Those who stay at the Forest Lodge do not only enjoy the fine amenities and services of the hotel but also the amenities and facilities of Camp John Hay, which includes the Camp John Hay Golf Club, the picnic grounds with its stately pine trees, the Filling Station row of food outlets, the Commissary, an eco-trail, the butterfly sanctuary, the Tree Top Adventure, the CAP-John Hay Trade and Cultural Center and the Bell Amphitheater.
            Forest Lodge itself has many features including a spacious lobby with a fireplace, a lobby shop, the Boardroom for small business meeting, and the 19th T for wedding receptions and conferences.

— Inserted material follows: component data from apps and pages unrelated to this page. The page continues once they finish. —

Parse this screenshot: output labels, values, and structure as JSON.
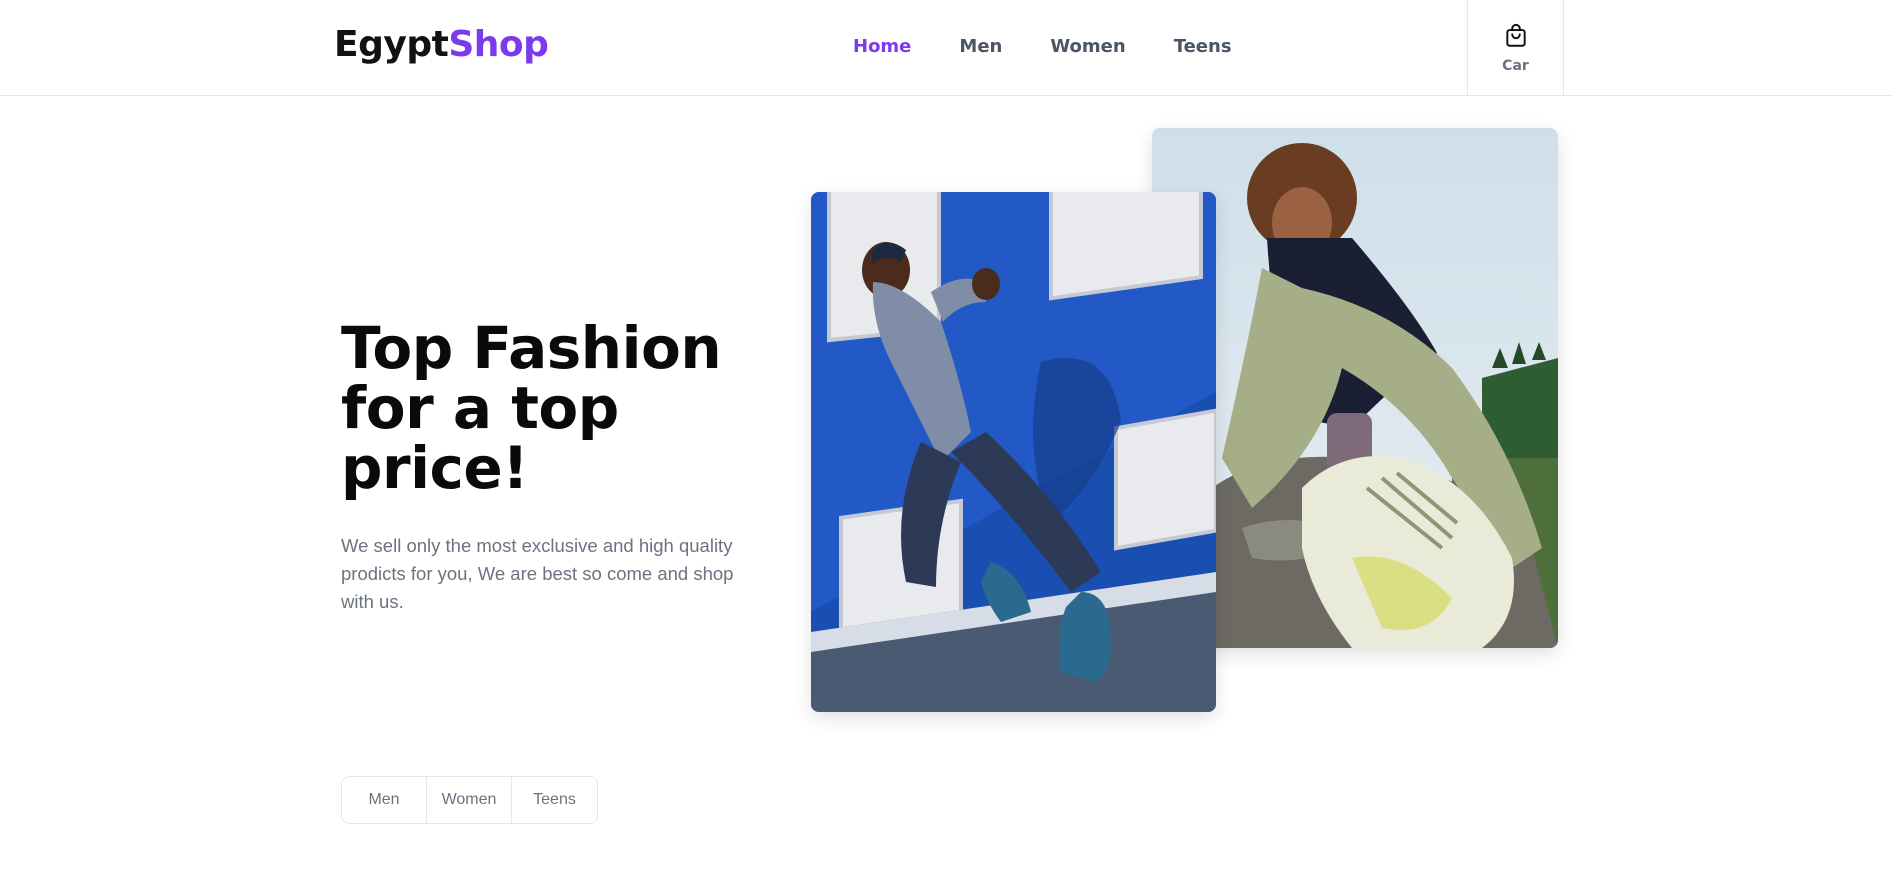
{
  "header": {
    "logo": {
      "part1": "Egypt",
      "part2": "Shop"
    },
    "nav": [
      {
        "label": "Home",
        "active": true
      },
      {
        "label": "Men",
        "active": false
      },
      {
        "label": "Women",
        "active": false
      },
      {
        "label": "Teens",
        "active": false
      }
    ],
    "cart": {
      "label": "Car",
      "icon": "shopping-bag-icon"
    }
  },
  "hero": {
    "title": "Top Fashion for a top price!",
    "subtitle": "We sell only the most exclusive and high quality prodicts for you, We are best so come and shop with us."
  },
  "images": [
    {
      "name": "runner-photo",
      "description_icon": "photo"
    },
    {
      "name": "sitting-sneaker-photo",
      "description_icon": "photo"
    }
  ],
  "tabs": [
    {
      "label": "Men"
    },
    {
      "label": "Women"
    },
    {
      "label": "Teens"
    }
  ],
  "colors": {
    "accent": "#7c3aed",
    "text_muted": "#6b7280",
    "border": "#e5e7eb"
  }
}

            An interest to many is its casual dining outlet at the lobby, The Twist by Chef Billy King, which offers very affordable Asian cuisines particularly Japanese, Indian and Korean. Its simple menu has miso soup with chicken and udon noodles (P120); wheat noodle soup with pork balls (P120); tuna tataki with ponzu (P240); tuna sashimi (P240); salmon sashimi (P210); assorted maki and sushi rolls (P150); prawn tempura (P240 for four pieces); seafood cake with Asian coleslaw (P160); chicken tikka masala with biryani rice (P165); crispy pork belly with honey chilli garlic with steamed rice (P190); breaded pork with tonkatsu sauce with steamed rice (P160); vegetable chap chae (P140); beef chap chae (P190); beef bulgogi with steamed rice (P210); and Mongolian barbecue, stir-fried from wok, with a choice of rice or noodle and a choice of chicken (P160), beef (P200) and seafood (P200). King is the famed chef who runs the restaurant of The Manor, Le Chef.
            With the opening of the Forest Lodge, people will now have more affordable options to enjoy the beauty of Baguio City more.



At the grand inaugural launch held recently were (from left) Alfredo “Boysie” Yniguez, chief operating officer, CJH Hotels Corporation; Robert John “Bob” Sobrepeña,  chairman of Camp John Hay Hotels Corporation; congressman Bernardo Vergara, district representative; Mauricio Domogan, Baguio City mayor; and Ramon C.  Cabrera, general manager of The Manor at Camp John Hay and The Forest Lodge.



For reservations and inquiries, call the Baguio office (Camp John Hay, Loakan Road, Baguio City) through tel. nos. (63 74) 424-0931 to 47 or 50 to 53; toll-free nos. (63 2) 584-4911 or 584-4892; facsimile no. (63 74) 424-0960 to 61; email address reservations@campjohnhay.ph.; or its Manila sale and marketing office (Unit 1107-A, 11th floor, West Tower, Philippine Stock Exchange Building, Exchange Road, Ortigas Center, Pasig City) through tel. nos. 687-6524 and 687-6710; facsimile no. 687-6607; or email address sales@campjohnhay.ph.